* [Task requirements]:
Copy out each line below that has the word "kind" in it.
---+---
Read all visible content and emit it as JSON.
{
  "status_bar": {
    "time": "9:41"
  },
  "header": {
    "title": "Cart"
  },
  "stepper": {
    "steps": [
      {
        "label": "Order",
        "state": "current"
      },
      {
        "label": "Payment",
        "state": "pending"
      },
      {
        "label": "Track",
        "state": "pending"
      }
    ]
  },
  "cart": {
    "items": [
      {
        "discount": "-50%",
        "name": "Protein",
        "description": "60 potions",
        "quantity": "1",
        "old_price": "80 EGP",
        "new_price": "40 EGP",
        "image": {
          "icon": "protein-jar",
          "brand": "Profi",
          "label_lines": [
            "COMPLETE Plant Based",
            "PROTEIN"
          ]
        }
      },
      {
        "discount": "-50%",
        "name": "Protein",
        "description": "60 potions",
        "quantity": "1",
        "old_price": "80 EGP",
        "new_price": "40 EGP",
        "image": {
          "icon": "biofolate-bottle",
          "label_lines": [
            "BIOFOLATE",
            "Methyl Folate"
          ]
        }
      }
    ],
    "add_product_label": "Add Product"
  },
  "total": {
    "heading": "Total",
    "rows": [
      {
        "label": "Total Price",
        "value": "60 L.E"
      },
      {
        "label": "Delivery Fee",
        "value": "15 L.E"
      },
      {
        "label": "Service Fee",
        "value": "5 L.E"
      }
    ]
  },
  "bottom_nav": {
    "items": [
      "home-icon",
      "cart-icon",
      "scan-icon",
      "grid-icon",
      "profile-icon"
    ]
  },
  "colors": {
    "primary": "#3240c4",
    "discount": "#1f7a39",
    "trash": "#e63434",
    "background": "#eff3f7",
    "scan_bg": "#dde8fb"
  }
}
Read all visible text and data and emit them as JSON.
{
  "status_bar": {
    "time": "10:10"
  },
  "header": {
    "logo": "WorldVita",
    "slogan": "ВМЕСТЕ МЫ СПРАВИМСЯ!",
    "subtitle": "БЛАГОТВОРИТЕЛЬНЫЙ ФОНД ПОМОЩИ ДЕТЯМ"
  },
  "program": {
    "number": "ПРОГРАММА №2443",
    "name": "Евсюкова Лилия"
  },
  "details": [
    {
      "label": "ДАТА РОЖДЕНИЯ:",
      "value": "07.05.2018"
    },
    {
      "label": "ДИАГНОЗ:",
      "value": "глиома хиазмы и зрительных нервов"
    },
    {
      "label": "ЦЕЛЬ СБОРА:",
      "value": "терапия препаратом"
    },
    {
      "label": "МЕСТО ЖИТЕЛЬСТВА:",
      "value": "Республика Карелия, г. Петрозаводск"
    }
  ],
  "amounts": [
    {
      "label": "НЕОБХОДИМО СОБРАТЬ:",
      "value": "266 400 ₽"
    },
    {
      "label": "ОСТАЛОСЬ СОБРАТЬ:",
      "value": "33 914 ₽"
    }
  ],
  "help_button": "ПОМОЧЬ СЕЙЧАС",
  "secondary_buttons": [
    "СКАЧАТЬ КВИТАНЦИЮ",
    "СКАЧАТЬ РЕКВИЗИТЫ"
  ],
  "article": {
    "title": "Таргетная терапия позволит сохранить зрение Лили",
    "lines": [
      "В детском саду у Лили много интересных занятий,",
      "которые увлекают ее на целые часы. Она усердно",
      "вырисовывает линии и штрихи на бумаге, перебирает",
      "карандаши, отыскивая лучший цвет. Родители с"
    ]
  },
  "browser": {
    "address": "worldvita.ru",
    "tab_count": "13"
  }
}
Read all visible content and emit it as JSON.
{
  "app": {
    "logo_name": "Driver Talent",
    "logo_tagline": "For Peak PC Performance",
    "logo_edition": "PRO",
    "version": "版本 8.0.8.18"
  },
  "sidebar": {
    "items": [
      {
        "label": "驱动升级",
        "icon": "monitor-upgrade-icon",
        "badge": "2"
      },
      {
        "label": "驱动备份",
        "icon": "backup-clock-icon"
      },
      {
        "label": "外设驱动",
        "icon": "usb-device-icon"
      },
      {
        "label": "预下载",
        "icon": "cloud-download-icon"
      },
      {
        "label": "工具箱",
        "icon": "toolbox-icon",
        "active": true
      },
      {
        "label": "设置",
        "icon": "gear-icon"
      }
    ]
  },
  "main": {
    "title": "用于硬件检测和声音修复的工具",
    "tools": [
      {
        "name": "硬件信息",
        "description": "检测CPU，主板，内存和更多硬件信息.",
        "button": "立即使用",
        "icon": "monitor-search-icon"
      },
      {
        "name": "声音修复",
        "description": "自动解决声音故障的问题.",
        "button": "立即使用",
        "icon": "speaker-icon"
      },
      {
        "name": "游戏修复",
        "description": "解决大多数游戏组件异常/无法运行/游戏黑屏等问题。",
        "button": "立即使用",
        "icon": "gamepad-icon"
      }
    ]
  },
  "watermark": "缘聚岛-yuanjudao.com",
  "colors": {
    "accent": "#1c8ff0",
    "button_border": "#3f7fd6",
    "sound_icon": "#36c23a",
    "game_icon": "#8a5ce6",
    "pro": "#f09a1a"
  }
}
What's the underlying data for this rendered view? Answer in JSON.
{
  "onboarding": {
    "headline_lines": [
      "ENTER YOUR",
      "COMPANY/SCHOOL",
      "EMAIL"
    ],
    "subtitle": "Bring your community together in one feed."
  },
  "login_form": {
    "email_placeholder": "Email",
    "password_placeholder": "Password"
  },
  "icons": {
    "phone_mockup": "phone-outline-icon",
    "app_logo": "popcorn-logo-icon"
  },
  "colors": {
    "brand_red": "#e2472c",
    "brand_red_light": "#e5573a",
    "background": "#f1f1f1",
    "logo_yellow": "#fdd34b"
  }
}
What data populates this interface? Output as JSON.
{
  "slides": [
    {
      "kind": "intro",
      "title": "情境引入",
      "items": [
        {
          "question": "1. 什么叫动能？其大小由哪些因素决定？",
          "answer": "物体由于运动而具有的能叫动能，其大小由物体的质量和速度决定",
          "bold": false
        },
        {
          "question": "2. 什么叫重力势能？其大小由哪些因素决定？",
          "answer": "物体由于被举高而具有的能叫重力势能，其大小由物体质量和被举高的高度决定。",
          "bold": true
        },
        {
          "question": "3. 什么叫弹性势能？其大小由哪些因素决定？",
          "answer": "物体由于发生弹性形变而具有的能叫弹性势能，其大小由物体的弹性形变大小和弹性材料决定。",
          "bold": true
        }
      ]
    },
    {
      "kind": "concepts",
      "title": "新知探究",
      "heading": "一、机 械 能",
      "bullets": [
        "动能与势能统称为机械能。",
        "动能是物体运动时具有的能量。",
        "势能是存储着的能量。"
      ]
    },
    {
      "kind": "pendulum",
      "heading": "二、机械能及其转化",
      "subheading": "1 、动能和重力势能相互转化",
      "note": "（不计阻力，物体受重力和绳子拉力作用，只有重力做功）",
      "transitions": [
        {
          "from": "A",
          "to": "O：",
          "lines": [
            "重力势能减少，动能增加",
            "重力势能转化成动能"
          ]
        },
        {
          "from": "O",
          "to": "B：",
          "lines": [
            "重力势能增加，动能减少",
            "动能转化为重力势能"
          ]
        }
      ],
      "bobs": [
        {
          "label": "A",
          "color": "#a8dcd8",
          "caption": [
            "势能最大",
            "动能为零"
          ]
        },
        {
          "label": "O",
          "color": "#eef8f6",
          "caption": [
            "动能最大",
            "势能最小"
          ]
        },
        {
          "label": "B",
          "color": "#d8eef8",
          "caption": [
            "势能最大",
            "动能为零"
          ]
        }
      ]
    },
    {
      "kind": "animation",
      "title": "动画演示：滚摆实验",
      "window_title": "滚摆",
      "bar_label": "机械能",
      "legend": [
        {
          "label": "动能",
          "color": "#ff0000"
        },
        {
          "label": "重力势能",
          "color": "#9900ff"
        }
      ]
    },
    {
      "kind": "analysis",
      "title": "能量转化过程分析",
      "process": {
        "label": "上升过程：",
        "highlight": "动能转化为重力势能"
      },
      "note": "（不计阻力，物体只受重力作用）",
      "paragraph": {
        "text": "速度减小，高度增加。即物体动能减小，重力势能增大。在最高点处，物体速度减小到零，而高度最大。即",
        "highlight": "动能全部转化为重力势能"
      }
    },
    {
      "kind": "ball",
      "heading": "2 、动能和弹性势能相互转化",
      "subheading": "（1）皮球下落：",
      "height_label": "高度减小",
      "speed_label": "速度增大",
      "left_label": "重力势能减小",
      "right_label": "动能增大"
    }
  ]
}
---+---
* [Response area]:
      "kind": "intro",
      "kind": "concepts",
      "kind": "pendulum",
      "kind": "animation",
      "kind": "analysis",
      "kind": "ball",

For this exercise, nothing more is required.